An estranged and allegedly battered wife cannot consent to the search of the family residence when the husband objects and demands that law enforcement obtain a search warrant.
On May 29th, the Iowa Court of Appeals in State v. Jackie Brandon followed the United States Supreme Court's decision in Georgia v. Randolph in holding that the consent to search by one occupant of a residence could not override a specific refusal to consent of another occupant or owner who is present on the property to be searched. According to Justice Zimmer, Mr. Brandon's inquiry of the officers as to whether or not they had a search warrant was a sufficient challenge to the officers authority to remain in the residence. Their subsequent actions in placing Mr. Brandon under arrest and removing him from the residence clearly established that any further objection or inquiry regarding the need for a search warrant would have been futile. Thus, Mr. Brandon's question as to whether or not the officer's had a search warrant was sufficient to establish that he objected to the search of his residence.

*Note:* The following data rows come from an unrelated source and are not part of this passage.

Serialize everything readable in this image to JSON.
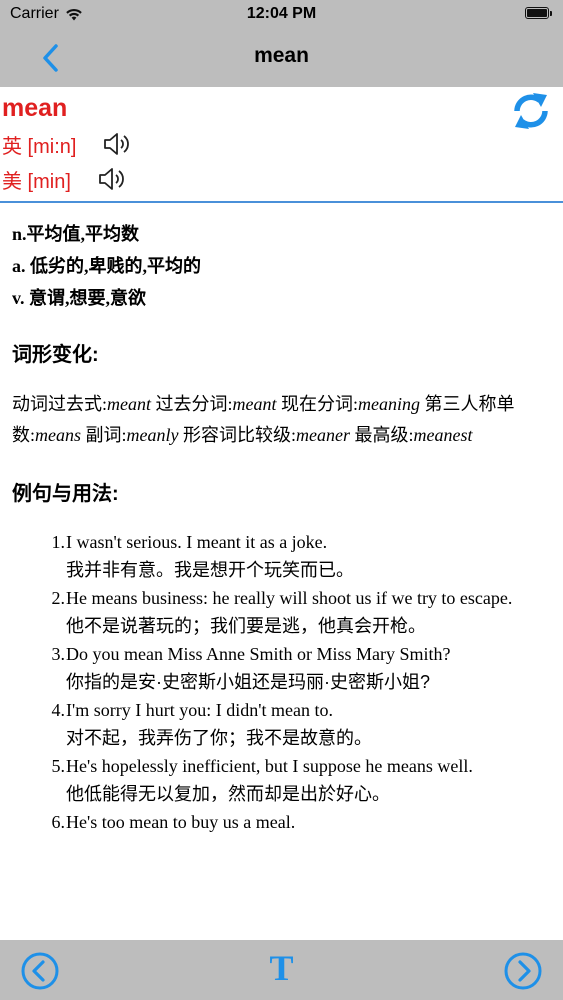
{
  "status": {
    "carrier": "Carrier",
    "time": "12:04 PM"
  },
  "nav": {
    "title": "mean"
  },
  "word": {
    "headword": "mean",
    "pron_uk": "英 [mi:n]",
    "pron_us": "美 [min]"
  },
  "definitions": [
    "n.平均值,平均数",
    "a. 低劣的,卑贱的,平均的",
    "v. 意谓,想要,意欲"
  ],
  "forms_section": {
    "title": "词形变化:",
    "items": [
      {
        "label": "动词过去式:",
        "value": "meant"
      },
      {
        "label": "过去分词:",
        "value": "meant"
      },
      {
        "label": "现在分词:",
        "value": "meaning"
      },
      {
        "label": "第三人称单数:",
        "value": "means"
      },
      {
        "label": "副词:",
        "value": "meanly"
      },
      {
        "label": "形容词比较级:",
        "value": "meaner"
      },
      {
        "label": "最高级:",
        "value": "meanest"
      }
    ]
  },
  "examples_section": {
    "title": "例句与用法:",
    "items": [
      {
        "num": "1.",
        "en": "I wasn't serious. I meant it as a joke.",
        "zh": "我并非有意。我是想开个玩笑而已。"
      },
      {
        "num": "2.",
        "en": "He means business: he really will shoot us if we try to escape.",
        "zh": "他不是说著玩的；我们要是逃，他真会开枪。"
      },
      {
        "num": "3.",
        "en": "Do you mean Miss Anne Smith or Miss Mary Smith?",
        "zh": "你指的是安·史密斯小姐还是玛丽·史密斯小姐?"
      },
      {
        "num": "4.",
        "en": "I'm sorry I hurt you: I didn't mean to.",
        "zh": "对不起，我弄伤了你；我不是故意的。"
      },
      {
        "num": "5.",
        "en": "He's hopelessly inefficient, but I suppose he means well.",
        "zh": "他低能得无以复加，然而却是出於好心。"
      },
      {
        "num": "6.",
        "en": "He's too mean to buy us a meal.",
        "zh": ""
      }
    ]
  },
  "toolbar": {
    "text_label": "T"
  },
  "colors": {
    "accent": "#1e90e8",
    "headword": "#e02020",
    "bar": "#bdbdbd"
  }
}
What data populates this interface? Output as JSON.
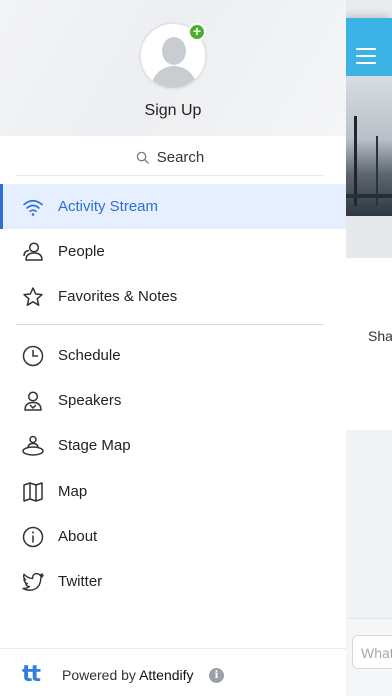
{
  "profile": {
    "signup_label": "Sign Up",
    "add_badge": "+"
  },
  "search": {
    "label": "Search"
  },
  "nav": {
    "items": [
      {
        "label": "Activity Stream",
        "icon": "wifi-icon",
        "active": true
      },
      {
        "label": "People",
        "icon": "person-icon"
      },
      {
        "label": "Favorites & Notes",
        "icon": "star-icon"
      },
      {
        "label": "Schedule",
        "icon": "clock-icon"
      },
      {
        "label": "Speakers",
        "icon": "speaker-person-icon"
      },
      {
        "label": "Stage Map",
        "icon": "stage-map-icon"
      },
      {
        "label": "Map",
        "icon": "map-icon"
      },
      {
        "label": "About",
        "icon": "info-icon"
      },
      {
        "label": "Twitter",
        "icon": "twitter-icon"
      }
    ]
  },
  "footer": {
    "logo": "tt",
    "powered_prefix": "Powered by ",
    "brand": "Attendify",
    "info_icon": "i"
  },
  "background_app": {
    "card_text": "Shar",
    "compose_placeholder": "What"
  },
  "colors": {
    "accent": "#2f6fd6",
    "header": "#3bb4e5",
    "badge": "#4caf2b"
  }
}
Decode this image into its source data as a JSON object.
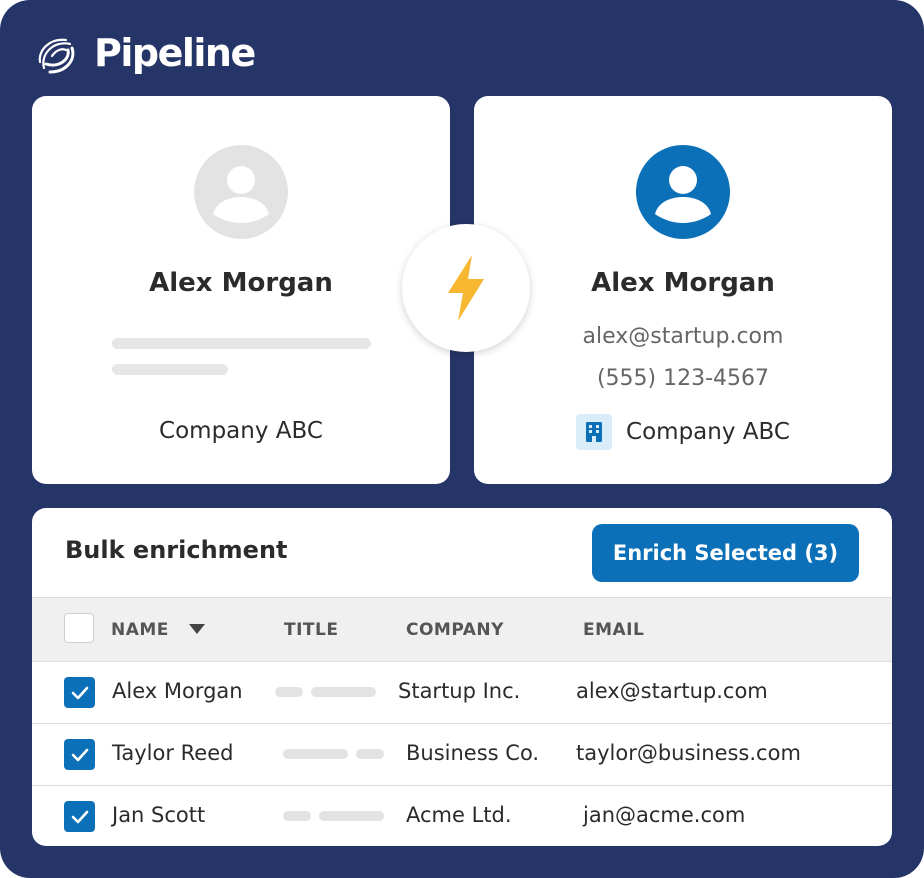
{
  "app": {
    "name": "Pipeline"
  },
  "before_card": {
    "name": "Alex Morgan",
    "company": "Company ABC"
  },
  "after_card": {
    "name": "Alex Morgan",
    "email": "alex@startup.com",
    "phone": "(555) 123-4567",
    "company": "Company ABC"
  },
  "colors": {
    "frame_bg": "#263567",
    "accent_blue": "#0c70b9",
    "bolt_yellow": "#f7b731",
    "placeholder_gray": "#e6e6e6"
  },
  "icons": [
    "pipeline-logo-icon",
    "user-placeholder-icon",
    "user-icon",
    "lightning-bolt-icon",
    "building-icon",
    "caret-down-icon",
    "checkmark-icon"
  ],
  "bulk": {
    "title": "Bulk enrichment",
    "enrich_button": "Enrich Selected (3)",
    "columns": {
      "name": "NAME",
      "title": "TITLE",
      "company": "COMPANY",
      "email": "EMAIL"
    },
    "rows": [
      {
        "checked": true,
        "name": "Alex Morgan",
        "company": "Startup Inc.",
        "email": "alex@startup.com"
      },
      {
        "checked": true,
        "name": "Taylor Reed",
        "company": "Business Co.",
        "email": "taylor@business.com"
      },
      {
        "checked": true,
        "name": "Jan Scott",
        "company": "Acme Ltd.",
        "email": "jan@acme.com"
      }
    ]
  }
}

It is important to note however that in different circumstances, a mere question as to whether or not a search warrant was obtained may not always be sufficient to establish the "express refusal of consent" required by Georgia v. Randolph. When law enforcement seeks to conduct a search and a person wants to voice an objection, using manners and being polite is not necessarily advised. The individual should be clear and forceful with the language used to express their objection to the search. While physical resistance is unacceptable, a profanity laced objection never fails to get the point across.
In conclusion, probably the best part of the Court of Appeals decision in Brandon is the fact that one of the officers was caught lying and the Court of Appeals felt it important enough to note and publish. Often times these "misstatements" by law enforcement get swept under the rug. Not this time. Justice Zimmer stated: "Deputy Alan Johannes testified at the suppression hearing. Initially he testified that the defendant was in jail when Terri gave her consent to search the Brandon's home. However, after being shown documents that clearly revealed the defendant was not in custody, the deputy recalled that Brandon was present in the living room of his home when deputies arrived to conduct a search."
The full opinion can be found at http://www.judicial.state.ia.us/court_of_appeals/Recent_Opinions/20080529/8-243.pdf